Unfettered greed is the suspect many point at to explain the current economic crisis. To some extent, they are right, but it isn’t irrational greed on the part of bank managers or fat cat CEOs. It is the unwieldy bank regulations that forced the entire industry to walk the proverbial plank and then blame it for drowning.
Critics have alternately claimed that over-regulation and under-regulation are the causes for the current crisis. I believe one specific regulation, the Community Reinvestment Act (CRA), should shoulder a lot of the blame for creating an environment where a lending institution’s short-term survival hinged on it making the decisions that in the long-term would likely cause its demise.
As I noted in my paper The Community Reinvestment Act’s Harmful Legacy, one of the effects of the CRA was the creation of a weapon that has been effectively utilized to extort money from lenders. When lending institutions wish to open a new branch, expand, or merge, they must apply for permission from one of the four governing bodies (Federal Reserve, Office of Comptroller of the Currency, Federal Deposit Insurance Corporation, and Office of Thrift Supervision). Their request can be postponed or outright denied if any community group files a CRA protest.

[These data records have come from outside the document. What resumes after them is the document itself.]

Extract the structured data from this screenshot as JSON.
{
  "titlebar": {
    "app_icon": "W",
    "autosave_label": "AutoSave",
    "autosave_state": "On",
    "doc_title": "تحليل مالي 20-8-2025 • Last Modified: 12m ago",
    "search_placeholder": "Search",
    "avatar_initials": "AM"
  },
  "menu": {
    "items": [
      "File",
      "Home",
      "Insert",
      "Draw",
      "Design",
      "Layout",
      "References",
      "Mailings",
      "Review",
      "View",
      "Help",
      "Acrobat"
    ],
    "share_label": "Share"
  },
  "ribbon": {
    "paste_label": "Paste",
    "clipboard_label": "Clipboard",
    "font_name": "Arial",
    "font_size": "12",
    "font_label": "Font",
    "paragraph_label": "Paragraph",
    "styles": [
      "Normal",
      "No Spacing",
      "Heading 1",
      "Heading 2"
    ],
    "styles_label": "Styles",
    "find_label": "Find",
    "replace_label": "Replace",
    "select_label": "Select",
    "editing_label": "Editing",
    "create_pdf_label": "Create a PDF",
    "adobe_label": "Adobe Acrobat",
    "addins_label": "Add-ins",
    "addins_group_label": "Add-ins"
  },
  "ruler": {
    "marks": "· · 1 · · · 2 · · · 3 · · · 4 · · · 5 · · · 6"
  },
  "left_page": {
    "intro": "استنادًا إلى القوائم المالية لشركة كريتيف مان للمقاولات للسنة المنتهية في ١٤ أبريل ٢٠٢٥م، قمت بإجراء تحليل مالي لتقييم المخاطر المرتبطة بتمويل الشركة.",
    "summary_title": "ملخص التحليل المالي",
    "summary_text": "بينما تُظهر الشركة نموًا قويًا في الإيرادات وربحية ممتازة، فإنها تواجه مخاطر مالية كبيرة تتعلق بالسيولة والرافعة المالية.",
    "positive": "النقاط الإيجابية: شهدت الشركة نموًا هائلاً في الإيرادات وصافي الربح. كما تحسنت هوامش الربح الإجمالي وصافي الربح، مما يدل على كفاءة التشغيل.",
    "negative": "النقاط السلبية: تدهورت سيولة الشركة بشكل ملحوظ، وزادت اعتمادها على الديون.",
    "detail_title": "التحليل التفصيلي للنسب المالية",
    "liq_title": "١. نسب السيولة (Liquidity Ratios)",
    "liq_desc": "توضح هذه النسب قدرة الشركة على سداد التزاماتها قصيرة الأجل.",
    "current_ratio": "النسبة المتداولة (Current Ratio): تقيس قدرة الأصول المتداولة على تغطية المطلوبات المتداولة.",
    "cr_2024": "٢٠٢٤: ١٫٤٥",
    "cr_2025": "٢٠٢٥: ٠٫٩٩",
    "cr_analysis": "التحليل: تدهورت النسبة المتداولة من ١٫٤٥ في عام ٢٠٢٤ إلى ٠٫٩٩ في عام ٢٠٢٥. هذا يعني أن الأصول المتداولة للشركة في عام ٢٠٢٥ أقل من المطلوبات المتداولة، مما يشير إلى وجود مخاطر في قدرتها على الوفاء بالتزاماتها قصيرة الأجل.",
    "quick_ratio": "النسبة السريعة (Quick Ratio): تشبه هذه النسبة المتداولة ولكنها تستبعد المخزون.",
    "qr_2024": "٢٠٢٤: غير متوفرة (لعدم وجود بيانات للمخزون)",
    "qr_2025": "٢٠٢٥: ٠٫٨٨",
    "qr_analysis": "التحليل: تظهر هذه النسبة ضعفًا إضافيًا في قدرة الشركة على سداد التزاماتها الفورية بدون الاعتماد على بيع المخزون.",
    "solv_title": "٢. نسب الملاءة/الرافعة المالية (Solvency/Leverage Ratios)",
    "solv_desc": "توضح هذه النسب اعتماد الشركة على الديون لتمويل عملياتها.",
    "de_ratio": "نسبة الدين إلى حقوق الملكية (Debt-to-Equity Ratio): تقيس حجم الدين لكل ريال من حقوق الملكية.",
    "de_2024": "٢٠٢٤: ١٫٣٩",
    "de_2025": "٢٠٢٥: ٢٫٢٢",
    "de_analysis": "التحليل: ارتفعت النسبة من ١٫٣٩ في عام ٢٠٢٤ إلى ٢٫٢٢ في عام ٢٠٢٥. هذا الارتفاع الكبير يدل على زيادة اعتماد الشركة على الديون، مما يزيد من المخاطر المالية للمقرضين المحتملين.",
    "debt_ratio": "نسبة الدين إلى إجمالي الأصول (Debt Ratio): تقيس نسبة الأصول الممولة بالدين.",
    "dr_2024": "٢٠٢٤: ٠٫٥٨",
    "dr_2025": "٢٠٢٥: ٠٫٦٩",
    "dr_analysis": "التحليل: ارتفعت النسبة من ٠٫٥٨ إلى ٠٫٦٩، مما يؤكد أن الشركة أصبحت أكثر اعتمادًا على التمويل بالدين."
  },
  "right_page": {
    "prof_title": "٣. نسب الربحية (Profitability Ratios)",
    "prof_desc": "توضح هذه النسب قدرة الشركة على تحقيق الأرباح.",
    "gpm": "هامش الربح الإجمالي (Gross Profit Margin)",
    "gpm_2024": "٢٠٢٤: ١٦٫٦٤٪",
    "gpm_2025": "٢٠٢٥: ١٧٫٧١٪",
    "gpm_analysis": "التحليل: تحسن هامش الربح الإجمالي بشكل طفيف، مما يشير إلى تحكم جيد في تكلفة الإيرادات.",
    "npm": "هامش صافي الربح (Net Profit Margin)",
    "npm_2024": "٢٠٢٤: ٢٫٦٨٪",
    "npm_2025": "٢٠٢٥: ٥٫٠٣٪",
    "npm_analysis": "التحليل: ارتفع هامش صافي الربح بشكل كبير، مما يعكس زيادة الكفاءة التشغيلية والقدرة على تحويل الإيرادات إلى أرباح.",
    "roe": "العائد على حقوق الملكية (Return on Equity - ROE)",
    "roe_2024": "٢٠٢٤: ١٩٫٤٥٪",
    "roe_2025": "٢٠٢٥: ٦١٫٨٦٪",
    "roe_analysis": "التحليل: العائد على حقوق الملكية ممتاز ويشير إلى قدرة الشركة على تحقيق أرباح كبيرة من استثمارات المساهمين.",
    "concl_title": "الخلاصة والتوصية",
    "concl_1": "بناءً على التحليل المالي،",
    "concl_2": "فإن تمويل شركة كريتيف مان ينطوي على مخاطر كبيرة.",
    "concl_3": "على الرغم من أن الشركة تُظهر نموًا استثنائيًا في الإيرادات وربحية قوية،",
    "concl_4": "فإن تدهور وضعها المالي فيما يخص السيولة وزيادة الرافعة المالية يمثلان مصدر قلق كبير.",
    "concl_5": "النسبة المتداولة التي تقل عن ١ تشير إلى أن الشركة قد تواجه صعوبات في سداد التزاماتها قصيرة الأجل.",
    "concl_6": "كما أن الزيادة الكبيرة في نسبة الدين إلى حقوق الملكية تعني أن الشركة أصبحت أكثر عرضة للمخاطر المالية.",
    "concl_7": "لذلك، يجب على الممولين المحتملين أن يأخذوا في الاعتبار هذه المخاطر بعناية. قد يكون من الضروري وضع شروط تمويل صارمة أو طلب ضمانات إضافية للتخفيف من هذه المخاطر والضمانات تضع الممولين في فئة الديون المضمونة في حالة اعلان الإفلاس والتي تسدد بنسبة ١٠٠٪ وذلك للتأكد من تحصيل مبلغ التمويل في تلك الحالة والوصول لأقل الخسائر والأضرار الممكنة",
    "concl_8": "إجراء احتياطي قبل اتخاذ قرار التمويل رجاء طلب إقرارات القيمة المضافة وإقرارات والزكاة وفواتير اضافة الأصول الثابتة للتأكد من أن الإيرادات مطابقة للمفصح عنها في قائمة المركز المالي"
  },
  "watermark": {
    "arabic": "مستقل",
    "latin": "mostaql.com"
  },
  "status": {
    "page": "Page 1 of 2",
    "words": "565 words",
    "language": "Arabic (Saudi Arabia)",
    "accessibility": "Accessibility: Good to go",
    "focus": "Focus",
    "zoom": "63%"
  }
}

Lending institutions can of course fight these protests, but CRA investigations can take months and cost large sums of money.
The institution under investigation stands to lose money due to the actual costs of the process of investigation as well as the potential loss of money (millions or even billions of dollars) for each day a merger is postponed. Such loses could be the ruin of a lending institution. In an attempt to bypass CRA protests, banks make sure they comply with CRA regulations (making risky lending choices), make sure the public knows they are in compliance (wasting money on PR campaigns), and often bribe these “community groups” to guarantee that they won’t file a protest.
The correlation between a bank’s compliance with CRA and its relative financial health has been well documented. As I noted in my paper The Community Reinvestment Act’s Harmful Legacy, there is a discernible correlation between a lending institutions’ compliance with CRA regulations and a decrease in their financial health. In his paper, Jeffrey W. Gunther noted that banks engaging in the risky and aggressive lending that would get it a good CRA rating would result in a lower rating for the institution’s financial soundness.
Despite this correlation financial institutions continued to tailor their lending habits in order to maintain satisfactory CRA ratings decreasing their ability to respond to market shifts. The reason is, until now, the threat of CRA costs was more present than the potential loss in a banks ability to react to a down-turning market. But building sand on top of sand only works for so long.
So yeah, maybe irrational greed is a factor in the current crisis, but it is the irrationality of regulators and the greedy demands of community groups that we should be pointing fingers at. If banks had been allowed to act in their own long-term best interest, sure some ill-managed institutions would still crumble, but we would not be witnessing such a wide-spread failure that indicates a system wide error in judgment.